Exercise instructions:
Only an exact repetition of the lines from the one that holds "What data populates" to the end of the records is wanted.

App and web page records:
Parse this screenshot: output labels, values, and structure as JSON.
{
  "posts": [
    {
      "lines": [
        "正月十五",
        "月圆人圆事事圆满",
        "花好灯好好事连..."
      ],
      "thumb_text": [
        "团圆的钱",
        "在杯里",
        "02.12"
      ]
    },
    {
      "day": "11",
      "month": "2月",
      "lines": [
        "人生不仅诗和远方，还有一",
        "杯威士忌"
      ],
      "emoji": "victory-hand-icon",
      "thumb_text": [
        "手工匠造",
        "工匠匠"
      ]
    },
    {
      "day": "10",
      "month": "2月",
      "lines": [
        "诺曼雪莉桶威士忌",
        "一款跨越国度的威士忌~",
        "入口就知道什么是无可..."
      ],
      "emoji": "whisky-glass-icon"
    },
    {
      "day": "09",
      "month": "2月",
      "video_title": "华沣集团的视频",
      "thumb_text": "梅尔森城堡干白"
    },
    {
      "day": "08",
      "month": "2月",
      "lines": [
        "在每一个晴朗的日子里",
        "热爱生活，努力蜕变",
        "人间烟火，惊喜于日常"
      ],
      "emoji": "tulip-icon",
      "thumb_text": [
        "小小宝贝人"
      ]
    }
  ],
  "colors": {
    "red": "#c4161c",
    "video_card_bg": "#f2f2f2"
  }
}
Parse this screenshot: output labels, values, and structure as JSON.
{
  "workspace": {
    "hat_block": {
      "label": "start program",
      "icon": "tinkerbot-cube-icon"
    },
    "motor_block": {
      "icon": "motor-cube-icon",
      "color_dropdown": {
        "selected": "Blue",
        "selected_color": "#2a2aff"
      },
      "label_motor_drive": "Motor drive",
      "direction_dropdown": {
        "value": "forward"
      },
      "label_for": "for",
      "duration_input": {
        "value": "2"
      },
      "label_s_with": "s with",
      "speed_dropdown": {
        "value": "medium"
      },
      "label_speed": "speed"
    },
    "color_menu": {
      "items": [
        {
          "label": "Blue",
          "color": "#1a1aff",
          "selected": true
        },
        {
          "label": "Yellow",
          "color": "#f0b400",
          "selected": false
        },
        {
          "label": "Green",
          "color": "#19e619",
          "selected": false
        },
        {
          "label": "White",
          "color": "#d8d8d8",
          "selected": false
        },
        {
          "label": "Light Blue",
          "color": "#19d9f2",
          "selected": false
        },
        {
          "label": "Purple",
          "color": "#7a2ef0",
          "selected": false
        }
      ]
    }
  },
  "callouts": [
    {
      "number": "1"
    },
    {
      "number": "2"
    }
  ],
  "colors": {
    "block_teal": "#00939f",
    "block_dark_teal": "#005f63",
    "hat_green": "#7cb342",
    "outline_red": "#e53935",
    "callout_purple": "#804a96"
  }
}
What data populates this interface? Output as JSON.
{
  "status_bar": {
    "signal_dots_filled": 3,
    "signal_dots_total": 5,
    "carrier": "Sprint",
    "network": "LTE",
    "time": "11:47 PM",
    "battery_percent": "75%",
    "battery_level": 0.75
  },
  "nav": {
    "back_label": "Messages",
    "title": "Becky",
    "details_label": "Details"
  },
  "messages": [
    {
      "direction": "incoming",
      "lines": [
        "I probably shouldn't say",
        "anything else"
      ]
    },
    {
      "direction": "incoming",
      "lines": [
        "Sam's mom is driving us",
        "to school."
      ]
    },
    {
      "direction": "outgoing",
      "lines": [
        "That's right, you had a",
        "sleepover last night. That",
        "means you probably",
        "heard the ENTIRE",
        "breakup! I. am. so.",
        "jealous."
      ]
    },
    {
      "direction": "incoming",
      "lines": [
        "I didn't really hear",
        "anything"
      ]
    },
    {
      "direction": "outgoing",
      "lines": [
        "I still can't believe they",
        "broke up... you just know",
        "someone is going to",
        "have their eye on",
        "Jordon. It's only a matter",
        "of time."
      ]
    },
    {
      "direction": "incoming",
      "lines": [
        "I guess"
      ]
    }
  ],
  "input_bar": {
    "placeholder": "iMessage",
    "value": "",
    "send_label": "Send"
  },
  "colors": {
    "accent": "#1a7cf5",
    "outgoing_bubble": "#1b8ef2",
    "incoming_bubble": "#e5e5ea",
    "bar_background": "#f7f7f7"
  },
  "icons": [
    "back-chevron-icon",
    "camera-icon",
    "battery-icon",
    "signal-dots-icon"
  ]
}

Solution below:
What data populates this interface? Output as JSON.
{
  "status_bar": {
    "signal_dots_filled": 3,
    "signal_dots_total": 5,
    "carrier": "Sprint",
    "network": "LTE",
    "time": "11:47 PM",
    "battery_percent": "75%",
    "battery_level": 0.75
  },
  "nav": {
    "back_label": "Messages",
    "title": "Becky",
    "details_label": "Details"
  },
  "messages": [
    {
      "direction": "incoming",
      "lines": [
        "I probably shouldn't say",
        "anything else"
      ]
    },
    {
      "direction": "incoming",
      "lines": [
        "Sam's mom is driving us",
        "to school."
      ]
    },
    {
      "direction": "outgoing",
      "lines": [
        "That's right, you had a",
        "sleepover last night. That",
        "means you probably",
        "heard the ENTIRE",
        "breakup! I. am. so.",
        "jealous."
      ]
    },
    {
      "direction": "incoming",
      "lines": [
        "I didn't really hear",
        "anything"
      ]
    },
    {
      "direction": "outgoing",
      "lines": [
        "I still can't believe they",
        "broke up... you just know",
        "someone is going to",
        "have their eye on",
        "Jordon. It's only a matter",
        "of time."
      ]
    },
    {
      "direction": "incoming",
      "lines": [
        "I guess"
      ]
    }
  ],
  "input_bar": {
    "placeholder": "iMessage",
    "value": "",
    "send_label": "Send"
  },
  "colors": {
    "accent": "#1a7cf5",
    "outgoing_bubble": "#1b8ef2",
    "incoming_bubble": "#e5e5ea",
    "bar_background": "#f7f7f7"
  },
  "icons": [
    "back-chevron-icon",
    "camera-icon",
    "battery-icon",
    "signal-dots-icon"
  ]
}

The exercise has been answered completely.